__Entries shown__
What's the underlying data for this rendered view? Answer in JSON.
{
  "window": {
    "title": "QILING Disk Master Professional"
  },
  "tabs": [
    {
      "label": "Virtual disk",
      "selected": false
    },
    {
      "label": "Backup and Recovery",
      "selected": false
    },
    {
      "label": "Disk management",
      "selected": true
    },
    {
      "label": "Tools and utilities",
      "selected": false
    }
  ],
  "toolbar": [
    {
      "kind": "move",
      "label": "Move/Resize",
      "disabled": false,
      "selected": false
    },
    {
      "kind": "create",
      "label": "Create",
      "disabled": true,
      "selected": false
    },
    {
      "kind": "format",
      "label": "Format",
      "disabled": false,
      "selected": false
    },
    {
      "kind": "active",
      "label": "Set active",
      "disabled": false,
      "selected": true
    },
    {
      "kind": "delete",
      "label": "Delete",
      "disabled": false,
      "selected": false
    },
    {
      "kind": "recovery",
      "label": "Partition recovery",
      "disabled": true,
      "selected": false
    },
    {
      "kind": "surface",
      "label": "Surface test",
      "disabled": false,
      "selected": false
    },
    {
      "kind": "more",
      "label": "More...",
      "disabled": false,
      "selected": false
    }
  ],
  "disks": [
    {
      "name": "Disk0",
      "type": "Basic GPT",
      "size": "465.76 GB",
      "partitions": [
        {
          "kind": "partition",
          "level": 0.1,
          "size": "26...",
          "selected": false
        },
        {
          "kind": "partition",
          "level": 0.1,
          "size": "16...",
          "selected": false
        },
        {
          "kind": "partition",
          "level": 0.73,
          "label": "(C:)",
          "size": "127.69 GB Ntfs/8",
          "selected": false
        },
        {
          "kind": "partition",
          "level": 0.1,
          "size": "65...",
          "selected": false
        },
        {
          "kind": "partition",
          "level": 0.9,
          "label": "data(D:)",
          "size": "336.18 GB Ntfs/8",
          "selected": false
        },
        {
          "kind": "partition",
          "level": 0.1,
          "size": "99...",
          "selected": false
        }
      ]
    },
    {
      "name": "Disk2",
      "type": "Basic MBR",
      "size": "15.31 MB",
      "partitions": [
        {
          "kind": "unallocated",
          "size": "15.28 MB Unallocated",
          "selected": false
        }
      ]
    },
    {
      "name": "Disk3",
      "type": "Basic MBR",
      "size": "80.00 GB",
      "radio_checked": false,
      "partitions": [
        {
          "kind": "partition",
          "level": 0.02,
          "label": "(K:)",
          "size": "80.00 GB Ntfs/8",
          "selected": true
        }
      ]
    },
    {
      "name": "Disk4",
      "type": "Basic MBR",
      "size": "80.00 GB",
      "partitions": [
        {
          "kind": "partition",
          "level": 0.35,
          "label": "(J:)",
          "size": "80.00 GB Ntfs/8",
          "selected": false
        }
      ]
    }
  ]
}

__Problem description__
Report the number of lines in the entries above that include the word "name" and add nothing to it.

__Result of the exercise__
4